Your objective
The entries shown below should be output exactly as they appear.

-------------------------

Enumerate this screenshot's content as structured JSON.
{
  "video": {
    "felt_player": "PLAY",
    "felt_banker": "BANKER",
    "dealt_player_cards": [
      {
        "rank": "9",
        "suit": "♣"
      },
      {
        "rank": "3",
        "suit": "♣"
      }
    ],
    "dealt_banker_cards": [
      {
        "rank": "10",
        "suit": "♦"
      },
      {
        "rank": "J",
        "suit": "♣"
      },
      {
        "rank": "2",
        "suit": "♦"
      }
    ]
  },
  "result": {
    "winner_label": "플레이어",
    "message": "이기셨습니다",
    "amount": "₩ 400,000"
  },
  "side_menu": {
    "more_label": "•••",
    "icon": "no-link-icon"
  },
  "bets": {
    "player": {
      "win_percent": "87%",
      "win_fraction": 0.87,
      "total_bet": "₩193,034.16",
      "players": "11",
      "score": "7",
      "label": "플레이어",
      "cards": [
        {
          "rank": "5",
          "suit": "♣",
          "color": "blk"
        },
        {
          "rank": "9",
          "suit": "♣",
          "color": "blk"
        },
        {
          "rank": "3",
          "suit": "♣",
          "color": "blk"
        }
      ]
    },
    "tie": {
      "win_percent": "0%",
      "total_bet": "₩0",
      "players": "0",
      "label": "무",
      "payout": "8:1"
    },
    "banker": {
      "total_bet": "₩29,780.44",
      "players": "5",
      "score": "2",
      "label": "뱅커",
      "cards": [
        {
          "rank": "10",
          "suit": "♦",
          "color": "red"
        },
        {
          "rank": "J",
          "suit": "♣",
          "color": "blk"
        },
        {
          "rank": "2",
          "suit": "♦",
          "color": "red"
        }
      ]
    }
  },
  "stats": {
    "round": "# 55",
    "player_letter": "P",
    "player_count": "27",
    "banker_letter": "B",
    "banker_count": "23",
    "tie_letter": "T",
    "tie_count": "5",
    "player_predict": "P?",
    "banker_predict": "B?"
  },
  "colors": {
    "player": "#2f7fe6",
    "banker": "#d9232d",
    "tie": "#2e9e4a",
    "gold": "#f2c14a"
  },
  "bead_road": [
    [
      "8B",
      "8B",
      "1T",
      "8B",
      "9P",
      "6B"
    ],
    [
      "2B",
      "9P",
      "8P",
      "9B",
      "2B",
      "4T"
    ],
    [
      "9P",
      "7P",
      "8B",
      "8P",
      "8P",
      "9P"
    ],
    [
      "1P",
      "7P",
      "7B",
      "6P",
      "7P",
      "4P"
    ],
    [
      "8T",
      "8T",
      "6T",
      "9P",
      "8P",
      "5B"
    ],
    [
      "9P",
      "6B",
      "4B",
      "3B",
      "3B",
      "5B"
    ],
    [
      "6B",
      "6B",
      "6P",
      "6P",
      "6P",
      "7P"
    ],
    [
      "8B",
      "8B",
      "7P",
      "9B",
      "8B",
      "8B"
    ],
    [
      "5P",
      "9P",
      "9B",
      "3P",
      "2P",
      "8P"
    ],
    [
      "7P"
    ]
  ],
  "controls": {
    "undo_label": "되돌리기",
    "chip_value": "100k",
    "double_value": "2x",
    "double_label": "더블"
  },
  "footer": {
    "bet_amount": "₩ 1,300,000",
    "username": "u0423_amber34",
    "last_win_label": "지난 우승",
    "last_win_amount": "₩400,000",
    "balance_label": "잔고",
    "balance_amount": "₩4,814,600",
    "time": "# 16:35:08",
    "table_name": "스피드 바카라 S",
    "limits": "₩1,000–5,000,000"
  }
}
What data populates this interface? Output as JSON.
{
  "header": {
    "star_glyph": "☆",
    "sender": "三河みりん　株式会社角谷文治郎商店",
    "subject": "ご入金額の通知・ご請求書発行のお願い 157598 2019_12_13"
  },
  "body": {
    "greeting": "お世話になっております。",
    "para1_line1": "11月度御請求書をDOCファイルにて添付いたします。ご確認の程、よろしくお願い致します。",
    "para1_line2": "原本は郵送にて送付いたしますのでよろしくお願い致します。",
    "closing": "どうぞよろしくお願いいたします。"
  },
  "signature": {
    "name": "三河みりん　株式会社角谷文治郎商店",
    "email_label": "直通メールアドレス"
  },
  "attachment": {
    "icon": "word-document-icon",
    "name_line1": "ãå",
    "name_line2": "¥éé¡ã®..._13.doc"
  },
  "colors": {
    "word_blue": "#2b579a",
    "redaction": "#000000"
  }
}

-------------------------

Response area
Enumerate this screenshot's content as structured JSON.
{
  "video": {
    "felt_player": "PLAY",
    "felt_banker": "BANKER",
    "dealt_player_cards": [
      {
        "rank": "9",
        "suit": "♣"
      },
      {
        "rank": "3",
        "suit": "♣"
      }
    ],
    "dealt_banker_cards": [
      {
        "rank": "10",
        "suit": "♦"
      },
      {
        "rank": "J",
        "suit": "♣"
      },
      {
        "rank": "2",
        "suit": "♦"
      }
    ]
  },
  "result": {
    "winner_label": "플레이어",
    "message": "이기셨습니다",
    "amount": "₩ 400,000"
  },
  "side_menu": {
    "more_label": "•••",
    "icon": "no-link-icon"
  },
  "bets": {
    "player": {
      "win_percent": "87%",
      "win_fraction": 0.87,
      "total_bet": "₩193,034.16",
      "players": "11",
      "score": "7",
      "label": "플레이어",
      "cards": [
        {
          "rank": "5",
          "suit": "♣",
          "color": "blk"
        },
        {
          "rank": "9",
          "suit": "♣",
          "color": "blk"
        },
        {
          "rank": "3",
          "suit": "♣",
          "color": "blk"
        }
      ]
    },
    "tie": {
      "win_percent": "0%",
      "total_bet": "₩0",
      "players": "0",
      "label": "무",
      "payout": "8:1"
    },
    "banker": {
      "total_bet": "₩29,780.44",
      "players": "5",
      "score": "2",
      "label": "뱅커",
      "cards": [
        {
          "rank": "10",
          "suit": "♦",
          "color": "red"
        },
        {
          "rank": "J",
          "suit": "♣",
          "color": "blk"
        },
        {
          "rank": "2",
          "suit": "♦",
          "color": "red"
        }
      ]
    }
  },
  "stats": {
    "round": "# 55",
    "player_letter": "P",
    "player_count": "27",
    "banker_letter": "B",
    "banker_count": "23",
    "tie_letter": "T",
    "tie_count": "5",
    "player_predict": "P?",
    "banker_predict": "B?"
  },
  "colors": {
    "player": "#2f7fe6",
    "banker": "#d9232d",
    "tie": "#2e9e4a",
    "gold": "#f2c14a"
  },
  "bead_road": [
    [
      "8B",
      "8B",
      "1T",
      "8B",
      "9P",
      "6B"
    ],
    [
      "2B",
      "9P",
      "8P",
      "9B",
      "2B",
      "4T"
    ],
    [
      "9P",
      "7P",
      "8B",
      "8P",
      "8P",
      "9P"
    ],
    [
      "1P",
      "7P",
      "7B",
      "6P",
      "7P",
      "4P"
    ],
    [
      "8T",
      "8T",
      "6T",
      "9P",
      "8P",
      "5B"
    ],
    [
      "9P",
      "6B",
      "4B",
      "3B",
      "3B",
      "5B"
    ],
    [
      "6B",
      "6B",
      "6P",
      "6P",
      "6P",
      "7P"
    ],
    [
      "8B",
      "8B",
      "7P",
      "9B",
      "8B",
      "8B"
    ],
    [
      "5P",
      "9P",
      "9B",
      "3P",
      "2P",
      "8P"
    ],
    [
      "7P"
    ]
  ],
  "controls": {
    "undo_label": "되돌리기",
    "chip_value": "100k",
    "double_value": "2x",
    "double_label": "더블"
  },
  "footer": {
    "bet_amount": "₩ 1,300,000",
    "username": "u0423_amber34",
    "last_win_label": "지난 우승",
    "last_win_amount": "₩400,000",
    "balance_label": "잔고",
    "balance_amount": "₩4,814,600",
    "time": "# 16:35:08",
    "table_name": "스피드 바카라 S",
    "limits": "₩1,000–5,000,000"
  }
}
What data populates this interface? Output as JSON.
{
  "header": {
    "star_glyph": "☆",
    "sender": "三河みりん　株式会社角谷文治郎商店",
    "subject": "ご入金額の通知・ご請求書発行のお願い 157598 2019_12_13"
  },
  "body": {
    "greeting": "お世話になっております。",
    "para1_line1": "11月度御請求書をDOCファイルにて添付いたします。ご確認の程、よろしくお願い致します。",
    "para1_line2": "原本は郵送にて送付いたしますのでよろしくお願い致します。",
    "closing": "どうぞよろしくお願いいたします。"
  },
  "signature": {
    "name": "三河みりん　株式会社角谷文治郎商店",
    "email_label": "直通メールアドレス"
  },
  "attachment": {
    "icon": "word-document-icon",
    "name_line1": "ãå",
    "name_line2": "¥éé¡ã®..._13.doc"
  },
  "colors": {
    "word_blue": "#2b579a",
    "redaction": "#000000"
  }
}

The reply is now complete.